Despite my frequent visits to the city, it’s rare that I get the opportunity to spend more than a few hours in the magic city known as Birmingham, Alabama. Late January proved to be on of those precious times as I was in town for a two day stint at a conference. Flushed with time to spare, I decided that I should pay a visit to some Birmingham institutions, starting with the only Alabama recipient of the James Beard “America’s Classic” award, the Bright Star in Bessemer.
I’ll be quite frank, I was blissfully unaware of the Bright Star’s national accolades until I began researching this piece. My knowledge of this Alabama institution stems from John T. Edge and his book “Southern Belly” as well as his 100 Southern Foods list he penned for Garden and Gun Magazine. In the southern foods list, Edge tells the virtue of The Bright Star’s snapper throats. Now I’ve spent my fair share of time in Greek diners in the Southeast from comeback and crackers at the Mayflower in Jackson to the temptation of a gyro meat and tzaziki omelette at the White House in Atlanta but that was the first time I heard the idea of fried snapper throats. Knowing the succulent textures of a well cooked yellow tail throat with hamachi kama, I was interested to see how an oft discarded piece of the fish would take to a little deep frying.

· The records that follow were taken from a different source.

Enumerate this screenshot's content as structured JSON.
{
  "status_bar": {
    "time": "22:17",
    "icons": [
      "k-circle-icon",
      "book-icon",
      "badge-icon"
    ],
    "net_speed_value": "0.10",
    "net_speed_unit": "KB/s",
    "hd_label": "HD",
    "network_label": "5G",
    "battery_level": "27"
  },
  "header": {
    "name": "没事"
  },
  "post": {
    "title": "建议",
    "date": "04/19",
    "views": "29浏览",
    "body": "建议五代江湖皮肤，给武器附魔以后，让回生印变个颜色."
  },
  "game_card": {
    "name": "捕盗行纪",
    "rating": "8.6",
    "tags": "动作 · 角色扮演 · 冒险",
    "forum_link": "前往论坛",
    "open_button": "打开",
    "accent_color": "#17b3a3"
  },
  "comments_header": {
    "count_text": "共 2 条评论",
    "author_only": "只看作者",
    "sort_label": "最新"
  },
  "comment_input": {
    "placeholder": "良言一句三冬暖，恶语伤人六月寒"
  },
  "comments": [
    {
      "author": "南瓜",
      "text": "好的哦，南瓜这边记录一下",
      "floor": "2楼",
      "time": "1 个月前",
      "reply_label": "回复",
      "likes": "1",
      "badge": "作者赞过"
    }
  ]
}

But before getting to the raison d’etre of this lunch, it was time for a gumbo interlude and The Bright Star does a fair job with this Louisiana specialty.
Hot and thick, this gumbo was brimming with tomoatoes and okra not to mention a chili pepper tail to finish each bite.
While there was a substantial amount of shredded chicken in this cup of gumbo, the time spent at a simmer left its mark on the white meat.
When it came to the snapper throats, I wasn’t entirely sure what to expect. Would it be an entire throat, dipped in batter and fried to a hearty crisp? Would it be chopped bones with tiny nuggets of meat?
The snapper throats were nothing of the sort. With nary a bone in sight, these snapper throats were remarkably easy to eat. For each “throat” a nugget of sweet and incredibly juicy meat was wrapped in a thick but surprisingly crispy batter.
Beautifully paired with a squeeze of lemon, salt and pepper, this was a unique cut of gulf fish prepared remarkably well.
After eating, there was a sizeable pool of grease left on the plate, but it was a necessary evil like the thick batter. It may have been a bit clumpy and unwieldy but the succulent fish inside was worth it.
The rest of the meal was much of your standard southern fare, butter beans, black eyed peas, etc, nothing particularly remarkable apart from the cornbread.
Tiny, crusty and crisp on the edges, and a bit salty, it was crumbly and sublime when paired with the vegetables.
Initially I was skeptical of the Bright Star’s age and status. It seems that with many storied and established restaurants, the kitchen is fueled by memories and tradition rather than the current quality of their food. Thankfully, The Bright Star escapes that trend and offers a unique, well crafted dish in a setting with charm and atmosphere to spare. In my mind, their award and mentions in John T’s writing are well deserved; I just hope that The Bright Star keeps earning that James Beard award.
Bright Star Address & Information304 19th Street North, Bessemer, AL 35020 // 205.426.1861 // Bright Star Website // Bright Star Menu